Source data
*-*-*
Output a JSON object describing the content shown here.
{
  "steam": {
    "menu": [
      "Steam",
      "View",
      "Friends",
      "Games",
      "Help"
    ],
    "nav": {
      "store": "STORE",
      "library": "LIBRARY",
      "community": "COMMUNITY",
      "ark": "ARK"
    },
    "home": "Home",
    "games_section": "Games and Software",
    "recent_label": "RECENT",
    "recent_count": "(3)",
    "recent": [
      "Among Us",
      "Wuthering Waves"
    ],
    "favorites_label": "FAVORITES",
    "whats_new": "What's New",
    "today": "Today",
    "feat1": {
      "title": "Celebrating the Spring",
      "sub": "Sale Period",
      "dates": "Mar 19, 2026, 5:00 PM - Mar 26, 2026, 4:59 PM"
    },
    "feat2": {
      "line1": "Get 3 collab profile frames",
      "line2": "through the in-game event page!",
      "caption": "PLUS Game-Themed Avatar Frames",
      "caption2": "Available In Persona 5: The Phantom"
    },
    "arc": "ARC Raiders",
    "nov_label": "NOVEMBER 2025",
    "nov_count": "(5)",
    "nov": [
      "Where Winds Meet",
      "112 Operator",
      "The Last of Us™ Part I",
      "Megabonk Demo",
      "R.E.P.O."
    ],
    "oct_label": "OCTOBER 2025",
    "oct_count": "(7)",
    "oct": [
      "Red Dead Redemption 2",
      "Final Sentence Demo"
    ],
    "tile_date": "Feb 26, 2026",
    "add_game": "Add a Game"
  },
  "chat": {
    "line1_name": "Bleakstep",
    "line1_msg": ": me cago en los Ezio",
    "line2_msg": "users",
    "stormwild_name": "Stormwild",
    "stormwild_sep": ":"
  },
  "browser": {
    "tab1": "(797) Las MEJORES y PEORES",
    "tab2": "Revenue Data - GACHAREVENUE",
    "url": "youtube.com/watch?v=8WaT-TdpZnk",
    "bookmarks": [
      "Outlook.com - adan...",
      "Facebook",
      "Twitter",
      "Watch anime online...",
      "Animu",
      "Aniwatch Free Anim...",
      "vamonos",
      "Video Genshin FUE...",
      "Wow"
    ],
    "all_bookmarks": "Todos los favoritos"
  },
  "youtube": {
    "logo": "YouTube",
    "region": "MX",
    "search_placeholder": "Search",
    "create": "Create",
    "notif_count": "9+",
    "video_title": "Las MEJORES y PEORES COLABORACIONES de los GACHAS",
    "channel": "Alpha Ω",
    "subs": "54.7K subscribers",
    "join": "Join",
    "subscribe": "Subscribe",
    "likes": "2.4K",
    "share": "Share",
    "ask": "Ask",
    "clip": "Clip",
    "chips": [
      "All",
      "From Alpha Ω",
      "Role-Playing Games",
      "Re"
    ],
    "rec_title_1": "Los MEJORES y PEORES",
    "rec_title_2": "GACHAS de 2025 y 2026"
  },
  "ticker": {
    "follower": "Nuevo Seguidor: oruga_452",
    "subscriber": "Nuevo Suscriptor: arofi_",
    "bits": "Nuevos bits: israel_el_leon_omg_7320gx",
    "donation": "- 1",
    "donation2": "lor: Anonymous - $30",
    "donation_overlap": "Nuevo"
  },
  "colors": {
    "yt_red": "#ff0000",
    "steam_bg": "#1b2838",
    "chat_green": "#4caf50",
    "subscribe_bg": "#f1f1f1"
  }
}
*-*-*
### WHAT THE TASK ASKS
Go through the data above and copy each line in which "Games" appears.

### RESPONSE TO THIS EXERCISE
      "Games",
    "games_section": "Games and Software",
      "Role-Playing Games",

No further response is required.